Take into consideration that in order to photograph architecture you basically need two things: a broad field of view –that is, to stand on a place that allows you to have a panoramic view– and a lens that guarantees the least distortion, so we suggest packing a wide-angle lens.

When it comes to big sized buildings, like the pyramids, try using a classic focus that covers the whole landscape and keep the horizon straight. Don’t forget to include enough space around the building in the picture, leaving enough room between your subject and the natural borders and sky that frame it. Remember that Mayan buildings weren’t built as isolated constructions, so the context around them is very important because it helps understand the design, location and functions each one of them had.


In order to try different shots, practice outdoors framing and avoid blurry photographs in darker areas, you’ll need to use a tripod.

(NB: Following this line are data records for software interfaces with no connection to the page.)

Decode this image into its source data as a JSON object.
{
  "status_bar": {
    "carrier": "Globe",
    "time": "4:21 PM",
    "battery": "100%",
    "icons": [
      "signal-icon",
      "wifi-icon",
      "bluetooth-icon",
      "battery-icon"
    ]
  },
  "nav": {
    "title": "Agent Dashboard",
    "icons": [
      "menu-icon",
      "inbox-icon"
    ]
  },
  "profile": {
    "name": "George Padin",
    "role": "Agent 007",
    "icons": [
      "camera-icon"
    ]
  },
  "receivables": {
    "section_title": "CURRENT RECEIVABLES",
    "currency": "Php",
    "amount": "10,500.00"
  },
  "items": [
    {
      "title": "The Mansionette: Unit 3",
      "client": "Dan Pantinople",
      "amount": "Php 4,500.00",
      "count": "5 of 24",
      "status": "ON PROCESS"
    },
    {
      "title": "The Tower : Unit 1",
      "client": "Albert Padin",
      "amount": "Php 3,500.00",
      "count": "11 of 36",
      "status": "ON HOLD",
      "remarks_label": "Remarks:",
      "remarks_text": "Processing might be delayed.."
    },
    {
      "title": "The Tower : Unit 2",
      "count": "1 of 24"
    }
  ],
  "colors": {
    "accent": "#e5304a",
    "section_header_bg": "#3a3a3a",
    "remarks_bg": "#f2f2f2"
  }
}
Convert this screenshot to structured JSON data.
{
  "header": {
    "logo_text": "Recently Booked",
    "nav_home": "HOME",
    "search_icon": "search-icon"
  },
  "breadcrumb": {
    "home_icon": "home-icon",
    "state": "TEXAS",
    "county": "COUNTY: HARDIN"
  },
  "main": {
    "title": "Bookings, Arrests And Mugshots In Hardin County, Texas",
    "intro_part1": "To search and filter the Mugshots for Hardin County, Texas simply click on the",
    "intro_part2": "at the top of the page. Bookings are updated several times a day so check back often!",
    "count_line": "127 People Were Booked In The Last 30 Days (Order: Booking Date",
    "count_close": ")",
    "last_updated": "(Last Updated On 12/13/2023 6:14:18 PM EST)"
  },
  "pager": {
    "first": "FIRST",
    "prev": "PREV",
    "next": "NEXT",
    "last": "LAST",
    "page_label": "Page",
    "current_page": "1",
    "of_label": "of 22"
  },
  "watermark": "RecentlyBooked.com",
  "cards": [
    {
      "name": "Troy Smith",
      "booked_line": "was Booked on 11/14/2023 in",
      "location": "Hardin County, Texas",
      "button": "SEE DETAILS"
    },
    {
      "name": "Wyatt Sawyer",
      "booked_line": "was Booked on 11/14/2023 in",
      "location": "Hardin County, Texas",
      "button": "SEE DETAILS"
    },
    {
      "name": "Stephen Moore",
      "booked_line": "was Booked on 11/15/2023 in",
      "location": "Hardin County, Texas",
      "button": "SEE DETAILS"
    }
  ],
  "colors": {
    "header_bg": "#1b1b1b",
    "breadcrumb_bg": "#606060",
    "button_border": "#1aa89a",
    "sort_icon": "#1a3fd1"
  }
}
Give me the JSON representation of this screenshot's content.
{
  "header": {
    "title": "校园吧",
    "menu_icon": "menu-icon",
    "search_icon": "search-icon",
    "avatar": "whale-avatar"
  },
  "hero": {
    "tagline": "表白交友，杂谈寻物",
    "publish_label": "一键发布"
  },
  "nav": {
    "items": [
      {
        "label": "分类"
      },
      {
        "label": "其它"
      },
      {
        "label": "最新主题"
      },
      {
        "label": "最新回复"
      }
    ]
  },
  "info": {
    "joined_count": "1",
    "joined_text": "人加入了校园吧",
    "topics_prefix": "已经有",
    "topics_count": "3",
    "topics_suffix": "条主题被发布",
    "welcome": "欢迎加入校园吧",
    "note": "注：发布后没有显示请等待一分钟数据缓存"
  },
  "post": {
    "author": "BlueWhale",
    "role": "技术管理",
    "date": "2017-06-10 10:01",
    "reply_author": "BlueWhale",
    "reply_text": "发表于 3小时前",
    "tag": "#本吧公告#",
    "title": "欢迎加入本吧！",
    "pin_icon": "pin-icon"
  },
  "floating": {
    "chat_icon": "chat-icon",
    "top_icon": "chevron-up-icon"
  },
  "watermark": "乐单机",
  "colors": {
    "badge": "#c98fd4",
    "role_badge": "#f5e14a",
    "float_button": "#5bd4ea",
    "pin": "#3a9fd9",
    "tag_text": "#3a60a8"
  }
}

Carry it with you to practice indoors, like in the houses’ remains and the ceremonial centers that are open for visitors, where it’s common to shoot long exposure photography. Of course, ask the guards or at the archaeological site’s ticket office if you are allowed to use a tripod, because it’s a photographic accessory whose use is forbidden in many places, considering that it might cause other visitors to trip or damage the structures.


Some of the archaeological structures preserve details sculpted on stone that narrate mythological stories and important events that took place in the Mayans’ everyday life. Talk to the archaeological site’s guides and ask them to help you understand the engravings, and then use a zoom lens to create photos you can add to a part of your scrapbook dedicated to interesting and unique details.


When we talk about photography, light is essential. Both outdoors and indoors, play with lights and shadows. Analyze the different hours of the day and take advantage from the natural light at dawn and dusk in order to create photos with soft shadows and detailed images. Meanwhile, profit from sunlight at noon if you want to have strong and defined shadows. Of course, don’t forget about the famous blue hour that runs just after the dusk. During that time you can play with purples that seem to coat the buildings as well as the natural landscape.

Take into consideration that some particularly interesting archaeological buildings are commonly illuminated at night. That’s another perfect moment to capture elements that seem to hide during the day.

If you want your photographs to become your best souvenir, follow our tips and remember to share with us the best pictures you take on your next vacation!